→ **ASSIGNMENT**: Start to finish, return the listing below exactly, pictures excluded.

── INPUT FOR THIS TASK

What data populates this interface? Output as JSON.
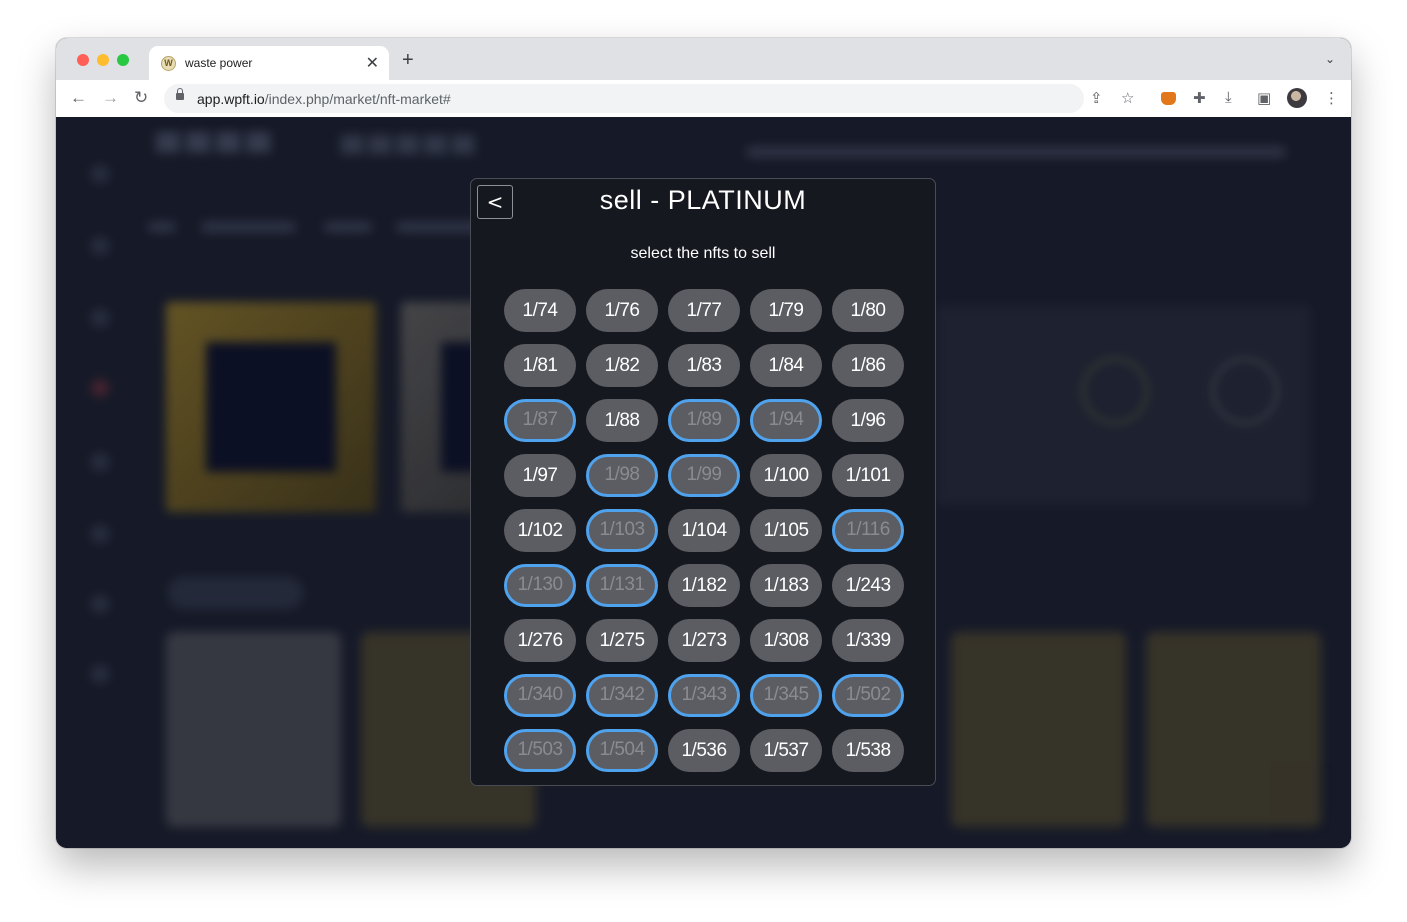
{
  "browser": {
    "tab_title": "waste power",
    "tab_favicon": "W",
    "url_host": "app.wpft.io",
    "url_path": "/index.php/market/nft-market#"
  },
  "modal": {
    "back_label": "<",
    "title": "sell - PLATINUM",
    "hint": "select the nfts to sell",
    "selected_color": "#4fa3ee",
    "nfts": [
      {
        "label": "1/74",
        "selected": false
      },
      {
        "label": "1/76",
        "selected": false
      },
      {
        "label": "1/77",
        "selected": false
      },
      {
        "label": "1/79",
        "selected": false
      },
      {
        "label": "1/80",
        "selected": false
      },
      {
        "label": "1/81",
        "selected": false
      },
      {
        "label": "1/82",
        "selected": false
      },
      {
        "label": "1/83",
        "selected": false
      },
      {
        "label": "1/84",
        "selected": false
      },
      {
        "label": "1/86",
        "selected": false
      },
      {
        "label": "1/87",
        "selected": true
      },
      {
        "label": "1/88",
        "selected": false
      },
      {
        "label": "1/89",
        "selected": true
      },
      {
        "label": "1/94",
        "selected": true
      },
      {
        "label": "1/96",
        "selected": false
      },
      {
        "label": "1/97",
        "selected": false
      },
      {
        "label": "1/98",
        "selected": true
      },
      {
        "label": "1/99",
        "selected": true
      },
      {
        "label": "1/100",
        "selected": false
      },
      {
        "label": "1/101",
        "selected": false
      },
      {
        "label": "1/102",
        "selected": false
      },
      {
        "label": "1/103",
        "selected": true
      },
      {
        "label": "1/104",
        "selected": false
      },
      {
        "label": "1/105",
        "selected": false
      },
      {
        "label": "1/116",
        "selected": true
      },
      {
        "label": "1/130",
        "selected": true
      },
      {
        "label": "1/131",
        "selected": true
      },
      {
        "label": "1/182",
        "selected": false
      },
      {
        "label": "1/183",
        "selected": false
      },
      {
        "label": "1/243",
        "selected": false
      },
      {
        "label": "1/276",
        "selected": false
      },
      {
        "label": "1/275",
        "selected": false
      },
      {
        "label": "1/273",
        "selected": false
      },
      {
        "label": "1/308",
        "selected": false
      },
      {
        "label": "1/339",
        "selected": false
      },
      {
        "label": "1/340",
        "selected": true
      },
      {
        "label": "1/342",
        "selected": true
      },
      {
        "label": "1/343",
        "selected": true
      },
      {
        "label": "1/345",
        "selected": true
      },
      {
        "label": "1/502",
        "selected": true
      },
      {
        "label": "1/503",
        "selected": true
      },
      {
        "label": "1/504",
        "selected": true
      },
      {
        "label": "1/536",
        "selected": false
      },
      {
        "label": "1/537",
        "selected": false
      },
      {
        "label": "1/538",
        "selected": false
      }
    ]
  }
}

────

→ **REPLY TO THE EXERCISE**:
What data populates this interface? Output as JSON.
{
  "browser": {
    "tab_title": "waste power",
    "tab_favicon": "W",
    "url_host": "app.wpft.io",
    "url_path": "/index.php/market/nft-market#"
  },
  "modal": {
    "back_label": "<",
    "title": "sell - PLATINUM",
    "hint": "select the nfts to sell",
    "selected_color": "#4fa3ee",
    "nfts": [
      {
        "label": "1/74",
        "selected": false
      },
      {
        "label": "1/76",
        "selected": false
      },
      {
        "label": "1/77",
        "selected": false
      },
      {
        "label": "1/79",
        "selected": false
      },
      {
        "label": "1/80",
        "selected": false
      },
      {
        "label": "1/81",
        "selected": false
      },
      {
        "label": "1/82",
        "selected": false
      },
      {
        "label": "1/83",
        "selected": false
      },
      {
        "label": "1/84",
        "selected": false
      },
      {
        "label": "1/86",
        "selected": false
      },
      {
        "label": "1/87",
        "selected": true
      },
      {
        "label": "1/88",
        "selected": false
      },
      {
        "label": "1/89",
        "selected": true
      },
      {
        "label": "1/94",
        "selected": true
      },
      {
        "label": "1/96",
        "selected": false
      },
      {
        "label": "1/97",
        "selected": false
      },
      {
        "label": "1/98",
        "selected": true
      },
      {
        "label": "1/99",
        "selected": true
      },
      {
        "label": "1/100",
        "selected": false
      },
      {
        "label": "1/101",
        "selected": false
      },
      {
        "label": "1/102",
        "selected": false
      },
      {
        "label": "1/103",
        "selected": true
      },
      {
        "label": "1/104",
        "selected": false
      },
      {
        "label": "1/105",
        "selected": false
      },
      {
        "label": "1/116",
        "selected": true
      },
      {
        "label": "1/130",
        "selected": true
      },
      {
        "label": "1/131",
        "selected": true
      },
      {
        "label": "1/182",
        "selected": false
      },
      {
        "label": "1/183",
        "selected": false
      },
      {
        "label": "1/243",
        "selected": false
      },
      {
        "label": "1/276",
        "selected": false
      },
      {
        "label": "1/275",
        "selected": false
      },
      {
        "label": "1/273",
        "selected": false
      },
      {
        "label": "1/308",
        "selected": false
      },
      {
        "label": "1/339",
        "selected": false
      },
      {
        "label": "1/340",
        "selected": true
      },
      {
        "label": "1/342",
        "selected": true
      },
      {
        "label": "1/343",
        "selected": true
      },
      {
        "label": "1/345",
        "selected": true
      },
      {
        "label": "1/502",
        "selected": true
      },
      {
        "label": "1/503",
        "selected": true
      },
      {
        "label": "1/504",
        "selected": true
      },
      {
        "label": "1/536",
        "selected": false
      },
      {
        "label": "1/537",
        "selected": false
      },
      {
        "label": "1/538",
        "selected": false
      }
    ]
  }
}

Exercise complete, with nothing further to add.